-- ACTIVITY --
In the entries below, tally the lines that contain the string "mention", then state that number alone.

-- DATA FOR PROCESSING --
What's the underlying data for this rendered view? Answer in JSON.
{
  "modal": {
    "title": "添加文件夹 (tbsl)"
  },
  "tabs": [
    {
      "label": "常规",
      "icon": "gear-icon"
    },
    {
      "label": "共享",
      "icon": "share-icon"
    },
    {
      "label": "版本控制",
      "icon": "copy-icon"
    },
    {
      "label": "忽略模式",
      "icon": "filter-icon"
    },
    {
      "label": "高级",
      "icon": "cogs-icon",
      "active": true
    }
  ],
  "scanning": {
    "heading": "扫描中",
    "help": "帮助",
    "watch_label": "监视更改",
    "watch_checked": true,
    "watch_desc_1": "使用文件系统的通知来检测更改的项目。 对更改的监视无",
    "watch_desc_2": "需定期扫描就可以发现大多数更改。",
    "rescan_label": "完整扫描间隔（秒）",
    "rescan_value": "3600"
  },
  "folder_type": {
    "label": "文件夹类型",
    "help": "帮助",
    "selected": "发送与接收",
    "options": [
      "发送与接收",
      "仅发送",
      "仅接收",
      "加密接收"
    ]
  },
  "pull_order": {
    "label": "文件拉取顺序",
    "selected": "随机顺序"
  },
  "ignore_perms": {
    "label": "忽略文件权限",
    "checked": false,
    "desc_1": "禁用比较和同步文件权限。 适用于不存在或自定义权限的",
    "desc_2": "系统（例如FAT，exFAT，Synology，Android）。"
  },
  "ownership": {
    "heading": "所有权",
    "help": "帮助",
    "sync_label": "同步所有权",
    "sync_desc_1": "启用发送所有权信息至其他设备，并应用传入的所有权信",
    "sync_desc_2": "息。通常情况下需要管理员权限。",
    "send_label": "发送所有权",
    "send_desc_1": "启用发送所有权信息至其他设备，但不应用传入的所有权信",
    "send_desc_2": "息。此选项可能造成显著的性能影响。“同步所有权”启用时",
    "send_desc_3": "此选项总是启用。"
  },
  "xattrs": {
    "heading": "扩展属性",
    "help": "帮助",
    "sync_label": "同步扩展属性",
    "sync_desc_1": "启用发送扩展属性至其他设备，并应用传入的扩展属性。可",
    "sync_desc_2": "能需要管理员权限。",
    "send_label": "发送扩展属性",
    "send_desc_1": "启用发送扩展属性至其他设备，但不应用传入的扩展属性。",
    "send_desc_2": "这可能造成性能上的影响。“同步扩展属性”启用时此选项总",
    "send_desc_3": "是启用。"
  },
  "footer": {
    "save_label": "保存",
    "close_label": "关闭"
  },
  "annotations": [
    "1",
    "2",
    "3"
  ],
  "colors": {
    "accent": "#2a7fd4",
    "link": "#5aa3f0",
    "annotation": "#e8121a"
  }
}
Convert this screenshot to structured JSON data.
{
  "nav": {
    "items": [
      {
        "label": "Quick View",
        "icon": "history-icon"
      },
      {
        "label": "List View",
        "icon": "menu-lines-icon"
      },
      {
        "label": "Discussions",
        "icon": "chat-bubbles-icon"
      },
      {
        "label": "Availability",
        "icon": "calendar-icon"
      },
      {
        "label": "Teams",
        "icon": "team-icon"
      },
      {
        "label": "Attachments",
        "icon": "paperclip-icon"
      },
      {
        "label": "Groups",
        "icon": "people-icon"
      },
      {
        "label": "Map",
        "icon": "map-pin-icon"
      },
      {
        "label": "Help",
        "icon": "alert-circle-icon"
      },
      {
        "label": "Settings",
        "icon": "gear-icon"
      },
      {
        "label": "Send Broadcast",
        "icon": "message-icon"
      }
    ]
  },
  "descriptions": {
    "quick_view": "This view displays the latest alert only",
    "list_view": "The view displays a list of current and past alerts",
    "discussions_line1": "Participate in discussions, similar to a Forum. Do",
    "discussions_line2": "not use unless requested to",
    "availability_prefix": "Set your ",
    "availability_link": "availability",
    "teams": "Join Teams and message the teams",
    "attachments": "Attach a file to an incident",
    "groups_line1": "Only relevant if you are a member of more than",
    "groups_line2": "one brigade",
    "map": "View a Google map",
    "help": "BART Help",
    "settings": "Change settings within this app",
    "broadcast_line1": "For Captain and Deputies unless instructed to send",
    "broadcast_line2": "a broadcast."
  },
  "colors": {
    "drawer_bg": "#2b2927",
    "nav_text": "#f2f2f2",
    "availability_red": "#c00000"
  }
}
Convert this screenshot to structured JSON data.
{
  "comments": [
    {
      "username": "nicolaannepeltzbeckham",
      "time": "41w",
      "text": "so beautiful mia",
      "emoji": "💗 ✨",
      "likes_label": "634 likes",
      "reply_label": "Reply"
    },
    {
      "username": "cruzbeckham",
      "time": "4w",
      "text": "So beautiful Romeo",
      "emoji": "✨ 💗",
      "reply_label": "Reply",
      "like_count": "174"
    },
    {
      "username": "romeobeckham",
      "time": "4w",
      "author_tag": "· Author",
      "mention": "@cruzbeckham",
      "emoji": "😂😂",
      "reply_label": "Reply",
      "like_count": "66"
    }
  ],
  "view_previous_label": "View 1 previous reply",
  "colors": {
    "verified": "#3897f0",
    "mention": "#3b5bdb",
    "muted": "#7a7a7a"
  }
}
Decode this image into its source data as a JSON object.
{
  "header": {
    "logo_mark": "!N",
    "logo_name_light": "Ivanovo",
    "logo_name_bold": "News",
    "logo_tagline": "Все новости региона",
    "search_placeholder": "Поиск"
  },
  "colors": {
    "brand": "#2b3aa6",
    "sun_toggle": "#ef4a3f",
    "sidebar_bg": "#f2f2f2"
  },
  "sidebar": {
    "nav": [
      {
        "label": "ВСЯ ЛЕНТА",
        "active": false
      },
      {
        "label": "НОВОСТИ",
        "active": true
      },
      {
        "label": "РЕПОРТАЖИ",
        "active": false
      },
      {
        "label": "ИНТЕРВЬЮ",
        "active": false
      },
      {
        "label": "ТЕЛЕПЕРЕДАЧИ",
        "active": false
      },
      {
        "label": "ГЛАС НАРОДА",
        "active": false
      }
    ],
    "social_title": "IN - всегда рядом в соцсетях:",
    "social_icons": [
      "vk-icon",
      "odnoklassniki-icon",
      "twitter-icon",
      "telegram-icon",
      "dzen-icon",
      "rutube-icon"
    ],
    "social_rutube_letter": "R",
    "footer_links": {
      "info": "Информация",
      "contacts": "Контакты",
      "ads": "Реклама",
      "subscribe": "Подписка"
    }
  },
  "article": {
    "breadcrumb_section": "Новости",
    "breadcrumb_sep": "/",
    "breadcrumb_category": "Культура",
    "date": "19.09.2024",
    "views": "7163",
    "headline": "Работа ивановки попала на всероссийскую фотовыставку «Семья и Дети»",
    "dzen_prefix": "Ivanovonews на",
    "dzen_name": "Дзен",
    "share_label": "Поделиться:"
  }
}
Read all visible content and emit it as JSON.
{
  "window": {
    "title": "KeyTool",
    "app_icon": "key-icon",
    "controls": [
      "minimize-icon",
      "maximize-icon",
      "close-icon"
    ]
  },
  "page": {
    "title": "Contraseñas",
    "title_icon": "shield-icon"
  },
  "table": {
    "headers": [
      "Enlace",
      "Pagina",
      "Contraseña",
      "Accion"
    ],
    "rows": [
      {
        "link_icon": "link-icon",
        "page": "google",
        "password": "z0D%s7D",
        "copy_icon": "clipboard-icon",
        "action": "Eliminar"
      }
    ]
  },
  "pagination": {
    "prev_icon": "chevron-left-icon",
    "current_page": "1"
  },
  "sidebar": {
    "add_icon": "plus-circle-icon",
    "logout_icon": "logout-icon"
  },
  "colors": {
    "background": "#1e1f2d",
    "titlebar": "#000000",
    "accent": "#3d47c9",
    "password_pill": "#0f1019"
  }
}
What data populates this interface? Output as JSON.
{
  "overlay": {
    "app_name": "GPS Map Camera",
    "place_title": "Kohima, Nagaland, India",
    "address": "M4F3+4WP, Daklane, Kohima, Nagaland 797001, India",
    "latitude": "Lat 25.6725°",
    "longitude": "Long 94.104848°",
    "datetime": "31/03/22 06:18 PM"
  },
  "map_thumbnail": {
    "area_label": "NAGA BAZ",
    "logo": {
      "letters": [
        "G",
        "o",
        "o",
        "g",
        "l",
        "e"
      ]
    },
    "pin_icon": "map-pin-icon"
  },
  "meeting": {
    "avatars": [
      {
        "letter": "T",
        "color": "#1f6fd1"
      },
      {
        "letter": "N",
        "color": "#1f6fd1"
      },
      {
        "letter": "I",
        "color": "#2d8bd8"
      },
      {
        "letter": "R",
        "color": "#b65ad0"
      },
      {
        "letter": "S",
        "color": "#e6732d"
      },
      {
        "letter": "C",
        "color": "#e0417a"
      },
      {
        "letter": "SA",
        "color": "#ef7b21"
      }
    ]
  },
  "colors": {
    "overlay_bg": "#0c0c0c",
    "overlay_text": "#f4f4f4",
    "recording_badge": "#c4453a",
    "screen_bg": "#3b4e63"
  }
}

-- COMPLETED TASK --
2